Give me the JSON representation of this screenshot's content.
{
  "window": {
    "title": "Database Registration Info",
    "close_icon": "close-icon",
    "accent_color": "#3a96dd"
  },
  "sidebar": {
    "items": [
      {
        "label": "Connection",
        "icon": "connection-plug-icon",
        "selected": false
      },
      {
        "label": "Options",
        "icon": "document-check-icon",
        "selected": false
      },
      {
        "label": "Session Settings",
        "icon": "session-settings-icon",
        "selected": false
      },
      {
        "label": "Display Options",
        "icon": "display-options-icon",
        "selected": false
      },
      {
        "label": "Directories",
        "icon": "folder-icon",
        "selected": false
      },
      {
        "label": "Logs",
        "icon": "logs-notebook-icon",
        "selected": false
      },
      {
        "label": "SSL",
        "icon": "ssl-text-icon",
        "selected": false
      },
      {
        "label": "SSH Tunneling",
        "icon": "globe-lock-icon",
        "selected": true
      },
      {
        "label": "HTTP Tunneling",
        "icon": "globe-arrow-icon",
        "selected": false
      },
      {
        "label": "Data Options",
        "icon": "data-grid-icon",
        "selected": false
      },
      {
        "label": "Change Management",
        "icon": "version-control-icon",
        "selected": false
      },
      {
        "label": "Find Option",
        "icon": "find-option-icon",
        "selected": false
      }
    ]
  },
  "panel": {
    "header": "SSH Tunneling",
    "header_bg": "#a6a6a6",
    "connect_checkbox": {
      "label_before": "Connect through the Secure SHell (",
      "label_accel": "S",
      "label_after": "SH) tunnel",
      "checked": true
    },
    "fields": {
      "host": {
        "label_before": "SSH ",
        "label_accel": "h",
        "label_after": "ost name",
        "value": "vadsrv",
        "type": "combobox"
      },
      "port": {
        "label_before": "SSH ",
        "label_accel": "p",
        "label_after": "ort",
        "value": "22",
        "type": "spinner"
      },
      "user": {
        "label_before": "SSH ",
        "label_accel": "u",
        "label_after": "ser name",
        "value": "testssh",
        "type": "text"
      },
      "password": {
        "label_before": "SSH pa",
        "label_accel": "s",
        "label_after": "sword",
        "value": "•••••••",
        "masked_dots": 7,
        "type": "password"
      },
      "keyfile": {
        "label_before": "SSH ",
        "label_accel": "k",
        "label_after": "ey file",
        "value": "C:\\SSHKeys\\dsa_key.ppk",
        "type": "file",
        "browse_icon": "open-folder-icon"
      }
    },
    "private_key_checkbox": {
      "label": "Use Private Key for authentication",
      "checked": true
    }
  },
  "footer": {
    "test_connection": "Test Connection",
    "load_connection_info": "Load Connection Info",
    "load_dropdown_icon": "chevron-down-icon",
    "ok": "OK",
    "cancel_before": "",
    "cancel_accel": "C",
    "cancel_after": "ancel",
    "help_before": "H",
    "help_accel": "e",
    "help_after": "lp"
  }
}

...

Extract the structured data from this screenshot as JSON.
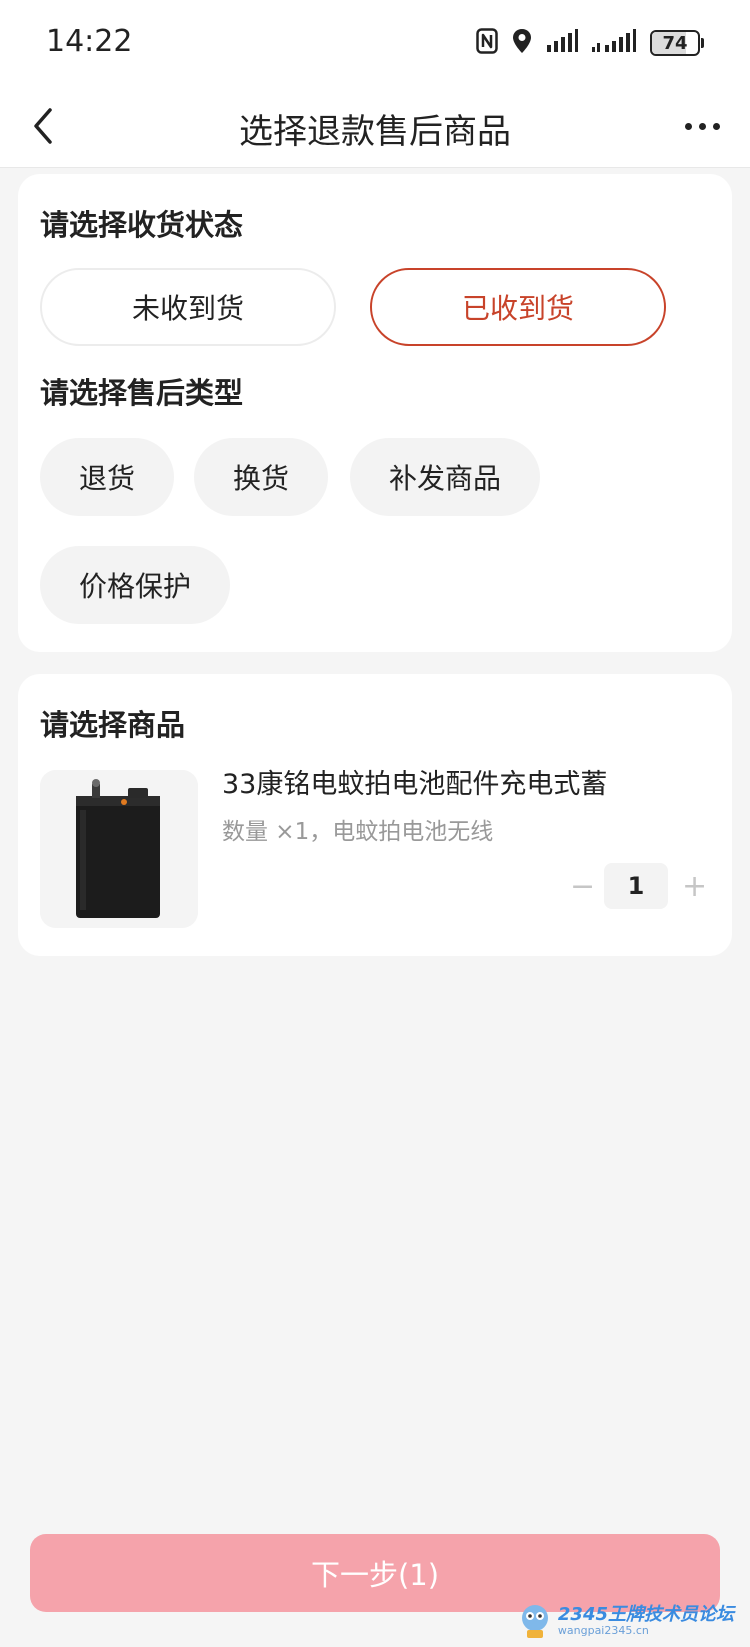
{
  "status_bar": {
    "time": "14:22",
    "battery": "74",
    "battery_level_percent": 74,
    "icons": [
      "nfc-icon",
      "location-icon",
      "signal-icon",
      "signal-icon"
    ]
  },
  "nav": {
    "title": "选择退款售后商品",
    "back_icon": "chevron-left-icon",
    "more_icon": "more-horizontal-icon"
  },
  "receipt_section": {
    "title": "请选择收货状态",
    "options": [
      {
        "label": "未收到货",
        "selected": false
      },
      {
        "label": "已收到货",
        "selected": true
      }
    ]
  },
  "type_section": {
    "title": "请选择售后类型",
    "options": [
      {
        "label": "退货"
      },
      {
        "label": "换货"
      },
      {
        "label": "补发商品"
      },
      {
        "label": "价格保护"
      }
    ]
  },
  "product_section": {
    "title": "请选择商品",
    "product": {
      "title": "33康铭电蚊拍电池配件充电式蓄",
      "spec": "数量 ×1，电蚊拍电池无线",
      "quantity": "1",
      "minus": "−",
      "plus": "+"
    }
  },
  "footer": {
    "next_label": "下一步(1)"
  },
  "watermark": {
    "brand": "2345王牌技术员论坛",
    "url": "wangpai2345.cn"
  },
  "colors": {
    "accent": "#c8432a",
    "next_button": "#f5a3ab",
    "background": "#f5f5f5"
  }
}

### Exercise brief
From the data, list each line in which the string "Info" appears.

### Response to this exercise
    "title": "Database Registration Info",
    "load_connection_info": "Load Connection Info",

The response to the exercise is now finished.